The report said that there were far fewer people looking to adopt the virtual currency after China and Kazakhstan. The China event resulted in a 39% drop in prices and a 30% decrease in users. New users in the country were down by 15%. The correlation between prices and new users appears to be the same as before.

The people who hold a lot of bitcoin, the so-called "whales" or even the "humpbacks" tend to sell when the price goes up. All those smaller investors flooding the markets are just fodder for the real bitcoin bulls to sell their stock and make a lot of money.

According to the research, the percent of addresses that make a profit has reached a two year low.

The narrative that users need to get in quickly is pushed by the exchanges. There was a time when the price of cript was rising rapidly. A Superbowl ad with the slogan "Fortune favors the brave" was one example of a big name actor pushing the "line go up" narrative. More and more investors are withdrawing their funds from the site due to the fact that its reserves are mostly made up of junk coins. The entire exchange blew up last week after the FTX ad featuring Larry David made the case that you don't want to miss out on the future that is decentralization.

The need to break away from the power of big banks was a topic of discussion. The economists at the Bank of International Settlements made it very clear.

The search for a store of value or distrust in public institutions is one of the reasons why users are drawn to the virtual currency.

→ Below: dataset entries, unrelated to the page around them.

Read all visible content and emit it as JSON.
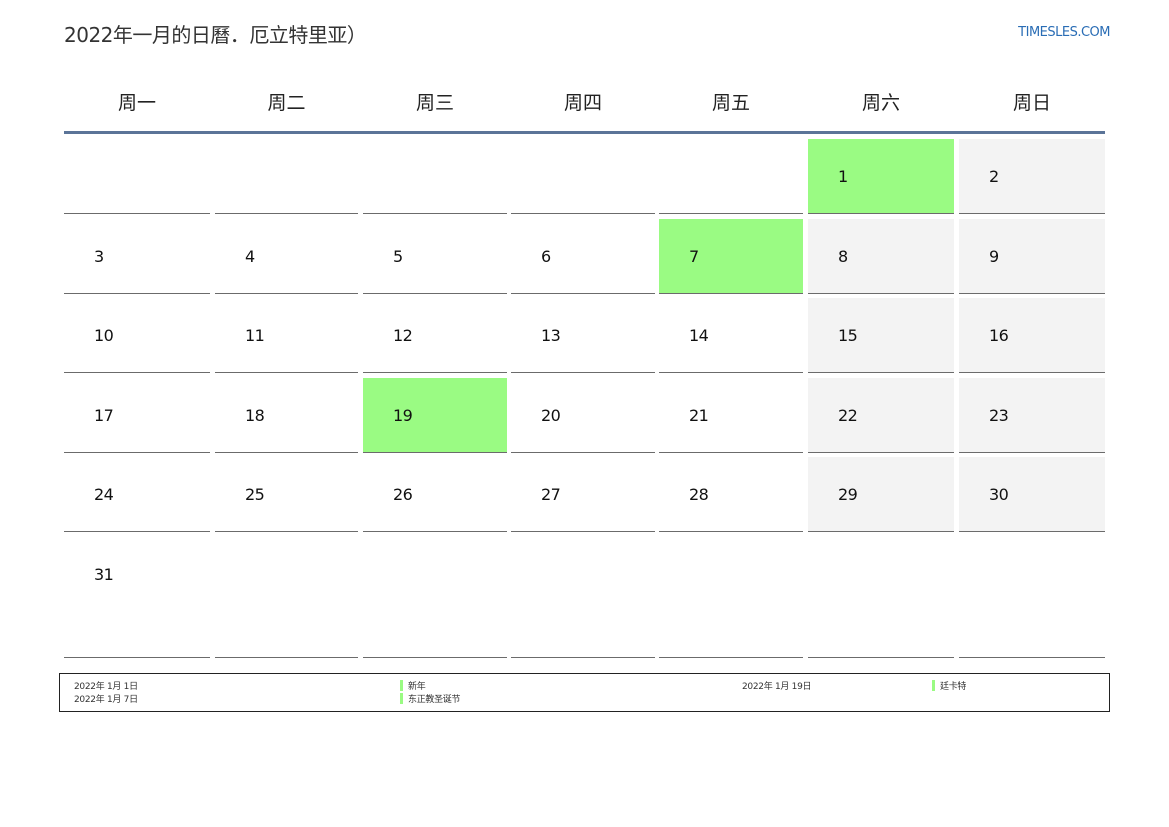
{
  "header": {
    "title": "2022年一月的日曆．厄立特里亚）",
    "site": "TIMESLES.COM"
  },
  "weekdays": [
    "周一",
    "周二",
    "周三",
    "周四",
    "周五",
    "周六",
    "周日"
  ],
  "weeks": [
    [
      "",
      "",
      "",
      "",
      "",
      "1",
      "2"
    ],
    [
      "3",
      "4",
      "5",
      "6",
      "7",
      "8",
      "9"
    ],
    [
      "10",
      "11",
      "12",
      "13",
      "14",
      "15",
      "16"
    ],
    [
      "17",
      "18",
      "19",
      "20",
      "21",
      "22",
      "23"
    ],
    [
      "24",
      "25",
      "26",
      "27",
      "28",
      "29",
      "30"
    ],
    [
      "31",
      "",
      "",
      "",
      "",
      "",
      ""
    ]
  ],
  "highlighted_days": [
    "1",
    "7",
    "19"
  ],
  "colors": {
    "holiday": "#9afb83",
    "weekend": "#f3f3f3",
    "header_rule": "#5b7498",
    "link": "#2a6db5"
  },
  "legend": {
    "holidays": [
      {
        "date": "2022年 1月 1日",
        "name": "新年"
      },
      {
        "date": "2022年 1月 7日",
        "name": "东正教圣诞节"
      },
      {
        "date": "2022年 1月 19日",
        "name": "廷卡特"
      }
    ]
  }
}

There would be a lot of opposition to moving from less centralized proof-of-work to completely centralized proof-of-stake if most of the investors were worried about decentralization. The author of Attack of the 50 FootBlockchain put it in a recent post, "Decentralization is always fake"